Trisha Lyn Fawver is a self-taught photographer, but not a self-taught writer. With a degree in Dramatic Writing from Humboldt State University, Trisha’s plan to take the theatre world by storm with her writing was somewhat derailed by love, marriage, and bills to pay! She has instead followed her visual aesthetics into photography, finding beauty in nature and the unusual. Encouragement from those around her has taken her from a simple Polaroid digital camera to a sophisticated DSLR and the research to learn how to properly use it! With her trusty Nikon, she explores the San Francisco Bay Area and more.
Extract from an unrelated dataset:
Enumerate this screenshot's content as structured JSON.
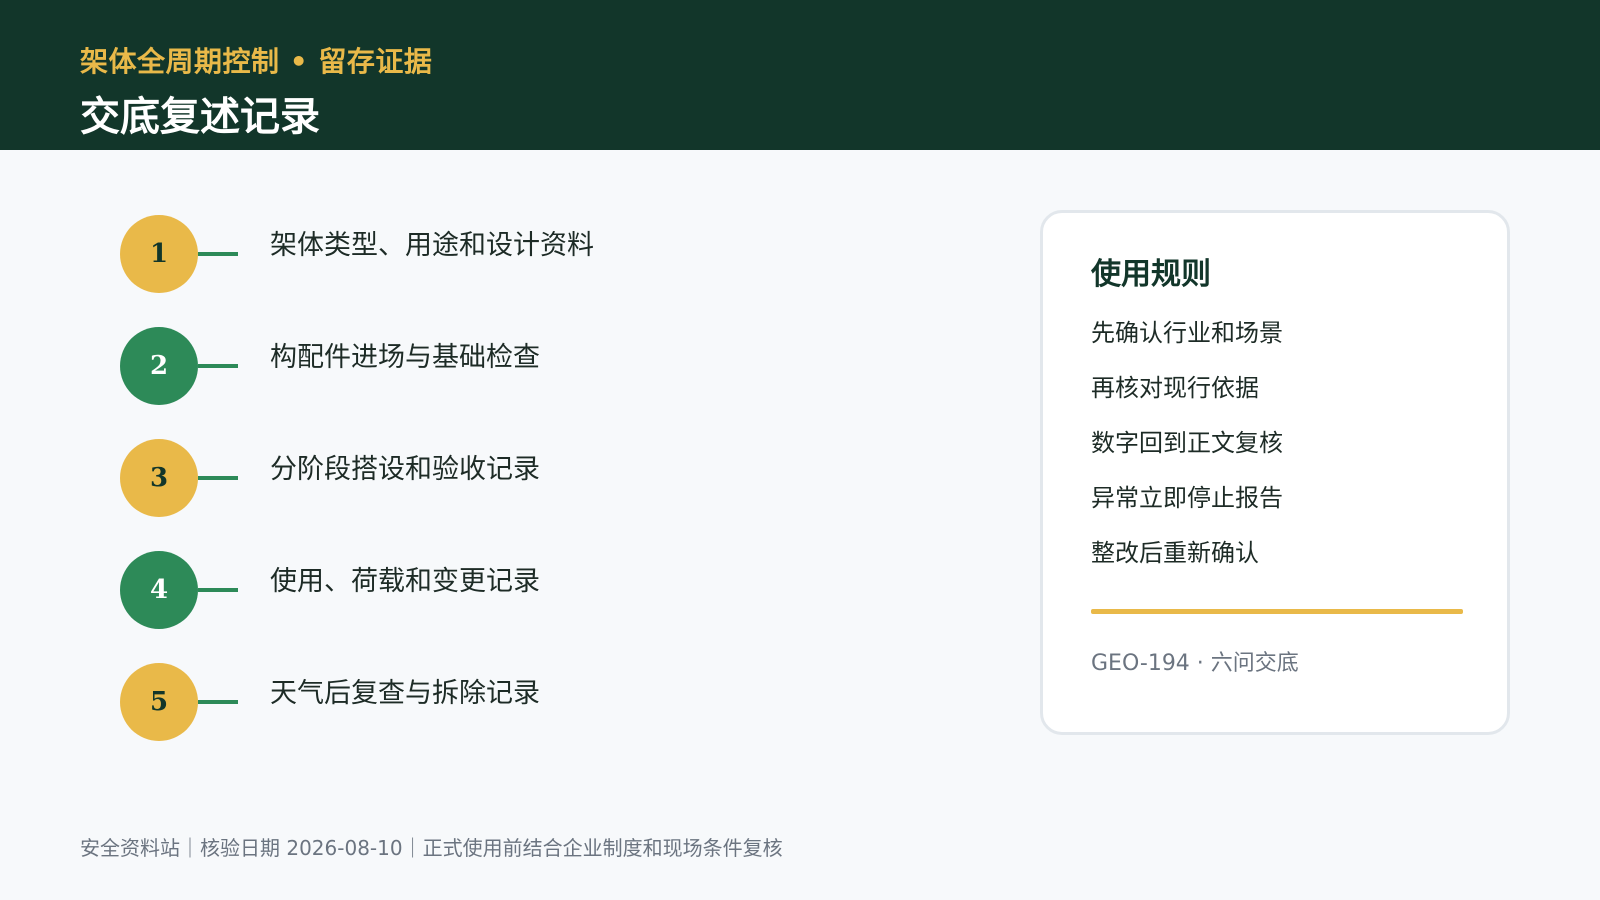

Trisha’s photography has been featured in coffee table books, magazines, and across the internet.
What inspires you to write?
The beauty in nature tends to inspire my photography, which in turn fuels my photography books. I often take day trips to local attractions that fuel my photography skills development.
Tell us about your writing process.
I start with the photographs, then research facts from there. The facts accompany the photographs whenever possible. I tend to start out with a general idea and focus on the history and facts about the locations where the photos were taken to produce content for the book with facts about the images included.
What advice would you give other writers?
You won’t regret finishing a book, but you might regret never starting. So just get going.
How did you decide how to publish your books?
I’ve been thinking about it for a couple of years and finally decided to look into it. I decided to self-publish my books via Amazon’s Kindle Direct Publishing to produce many books directly for the e-book format for quick publication and distribution. This is a very self-serve method, accessible for any author who just wants to get started.
What do you think about the future of book publishing?
While I have a soft spot for traditional books, I really do feel that ebooks are the future. Music and movies have already seen a decline in sales of the physical mediums, and I believe books will soon follow.
What do you use?
What genres do you write?
Non-Fiction, Arts, Photography
What formats are your books in?